── ENTRIES PROVIDED ──
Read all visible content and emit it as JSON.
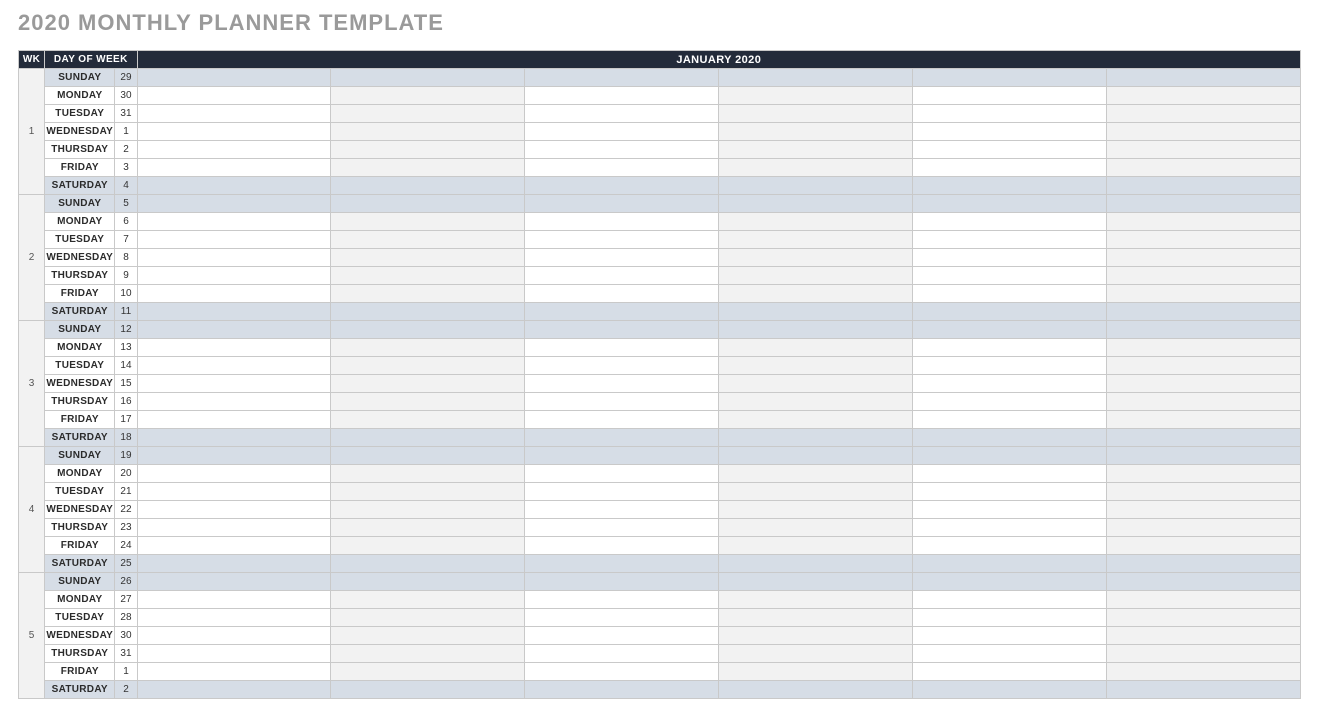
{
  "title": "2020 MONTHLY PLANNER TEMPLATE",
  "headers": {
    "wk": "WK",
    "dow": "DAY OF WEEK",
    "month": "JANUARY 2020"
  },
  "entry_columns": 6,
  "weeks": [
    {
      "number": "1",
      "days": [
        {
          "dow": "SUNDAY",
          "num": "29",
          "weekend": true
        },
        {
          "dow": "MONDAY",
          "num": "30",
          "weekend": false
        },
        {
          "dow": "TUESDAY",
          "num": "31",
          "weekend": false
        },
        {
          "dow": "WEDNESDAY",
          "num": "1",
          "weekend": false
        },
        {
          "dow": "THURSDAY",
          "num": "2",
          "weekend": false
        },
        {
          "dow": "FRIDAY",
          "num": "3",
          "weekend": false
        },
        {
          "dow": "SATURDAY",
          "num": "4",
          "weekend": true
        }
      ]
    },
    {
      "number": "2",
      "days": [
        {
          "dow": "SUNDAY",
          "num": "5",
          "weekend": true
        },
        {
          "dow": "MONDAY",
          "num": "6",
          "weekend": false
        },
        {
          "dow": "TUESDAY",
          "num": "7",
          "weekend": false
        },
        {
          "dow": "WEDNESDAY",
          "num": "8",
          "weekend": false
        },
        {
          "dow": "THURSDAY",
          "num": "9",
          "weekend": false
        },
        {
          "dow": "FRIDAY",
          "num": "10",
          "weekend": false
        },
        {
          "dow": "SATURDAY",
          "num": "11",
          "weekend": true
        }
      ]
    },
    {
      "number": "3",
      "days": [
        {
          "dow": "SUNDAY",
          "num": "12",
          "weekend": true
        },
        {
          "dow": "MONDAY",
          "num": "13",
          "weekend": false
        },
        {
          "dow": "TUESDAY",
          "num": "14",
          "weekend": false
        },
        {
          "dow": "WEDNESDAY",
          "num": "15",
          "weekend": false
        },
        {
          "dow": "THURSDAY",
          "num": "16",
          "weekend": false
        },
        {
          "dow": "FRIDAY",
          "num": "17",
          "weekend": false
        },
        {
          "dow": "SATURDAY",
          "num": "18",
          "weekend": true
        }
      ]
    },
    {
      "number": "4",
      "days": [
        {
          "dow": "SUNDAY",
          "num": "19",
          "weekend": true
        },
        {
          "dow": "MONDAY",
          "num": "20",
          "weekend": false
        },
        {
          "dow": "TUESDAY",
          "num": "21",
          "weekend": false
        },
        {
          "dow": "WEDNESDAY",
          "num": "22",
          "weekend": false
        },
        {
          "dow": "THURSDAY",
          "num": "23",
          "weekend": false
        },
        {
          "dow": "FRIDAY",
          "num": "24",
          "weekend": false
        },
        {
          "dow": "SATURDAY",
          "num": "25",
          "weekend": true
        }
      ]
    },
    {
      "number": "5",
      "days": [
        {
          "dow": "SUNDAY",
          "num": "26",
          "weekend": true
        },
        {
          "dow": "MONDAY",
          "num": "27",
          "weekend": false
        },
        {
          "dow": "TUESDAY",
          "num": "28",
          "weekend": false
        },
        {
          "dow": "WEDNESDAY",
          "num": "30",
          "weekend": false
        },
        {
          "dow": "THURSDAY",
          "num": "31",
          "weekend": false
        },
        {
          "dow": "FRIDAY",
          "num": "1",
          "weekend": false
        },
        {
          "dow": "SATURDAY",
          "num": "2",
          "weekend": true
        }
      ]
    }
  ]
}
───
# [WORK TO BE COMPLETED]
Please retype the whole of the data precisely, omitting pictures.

# [SOLUTION TO THIS TASK]
Read all visible content and emit it as JSON.
{
  "title": "2020 MONTHLY PLANNER TEMPLATE",
  "headers": {
    "wk": "WK",
    "dow": "DAY OF WEEK",
    "month": "JANUARY 2020"
  },
  "entry_columns": 6,
  "weeks": [
    {
      "number": "1",
      "days": [
        {
          "dow": "SUNDAY",
          "num": "29",
          "weekend": true
        },
        {
          "dow": "MONDAY",
          "num": "30",
          "weekend": false
        },
        {
          "dow": "TUESDAY",
          "num": "31",
          "weekend": false
        },
        {
          "dow": "WEDNESDAY",
          "num": "1",
          "weekend": false
        },
        {
          "dow": "THURSDAY",
          "num": "2",
          "weekend": false
        },
        {
          "dow": "FRIDAY",
          "num": "3",
          "weekend": false
        },
        {
          "dow": "SATURDAY",
          "num": "4",
          "weekend": true
        }
      ]
    },
    {
      "number": "2",
      "days": [
        {
          "dow": "SUNDAY",
          "num": "5",
          "weekend": true
        },
        {
          "dow": "MONDAY",
          "num": "6",
          "weekend": false
        },
        {
          "dow": "TUESDAY",
          "num": "7",
          "weekend": false
        },
        {
          "dow": "WEDNESDAY",
          "num": "8",
          "weekend": false
        },
        {
          "dow": "THURSDAY",
          "num": "9",
          "weekend": false
        },
        {
          "dow": "FRIDAY",
          "num": "10",
          "weekend": false
        },
        {
          "dow": "SATURDAY",
          "num": "11",
          "weekend": true
        }
      ]
    },
    {
      "number": "3",
      "days": [
        {
          "dow": "SUNDAY",
          "num": "12",
          "weekend": true
        },
        {
          "dow": "MONDAY",
          "num": "13",
          "weekend": false
        },
        {
          "dow": "TUESDAY",
          "num": "14",
          "weekend": false
        },
        {
          "dow": "WEDNESDAY",
          "num": "15",
          "weekend": false
        },
        {
          "dow": "THURSDAY",
          "num": "16",
          "weekend": false
        },
        {
          "dow": "FRIDAY",
          "num": "17",
          "weekend": false
        },
        {
          "dow": "SATURDAY",
          "num": "18",
          "weekend": true
        }
      ]
    },
    {
      "number": "4",
      "days": [
        {
          "dow": "SUNDAY",
          "num": "19",
          "weekend": true
        },
        {
          "dow": "MONDAY",
          "num": "20",
          "weekend": false
        },
        {
          "dow": "TUESDAY",
          "num": "21",
          "weekend": false
        },
        {
          "dow": "WEDNESDAY",
          "num": "22",
          "weekend": false
        },
        {
          "dow": "THURSDAY",
          "num": "23",
          "weekend": false
        },
        {
          "dow": "FRIDAY",
          "num": "24",
          "weekend": false
        },
        {
          "dow": "SATURDAY",
          "num": "25",
          "weekend": true
        }
      ]
    },
    {
      "number": "5",
      "days": [
        {
          "dow": "SUNDAY",
          "num": "26",
          "weekend": true
        },
        {
          "dow": "MONDAY",
          "num": "27",
          "weekend": false
        },
        {
          "dow": "TUESDAY",
          "num": "28",
          "weekend": false
        },
        {
          "dow": "WEDNESDAY",
          "num": "30",
          "weekend": false
        },
        {
          "dow": "THURSDAY",
          "num": "31",
          "weekend": false
        },
        {
          "dow": "FRIDAY",
          "num": "1",
          "weekend": false
        },
        {
          "dow": "SATURDAY",
          "num": "2",
          "weekend": true
        }
      ]
    }
  ]
}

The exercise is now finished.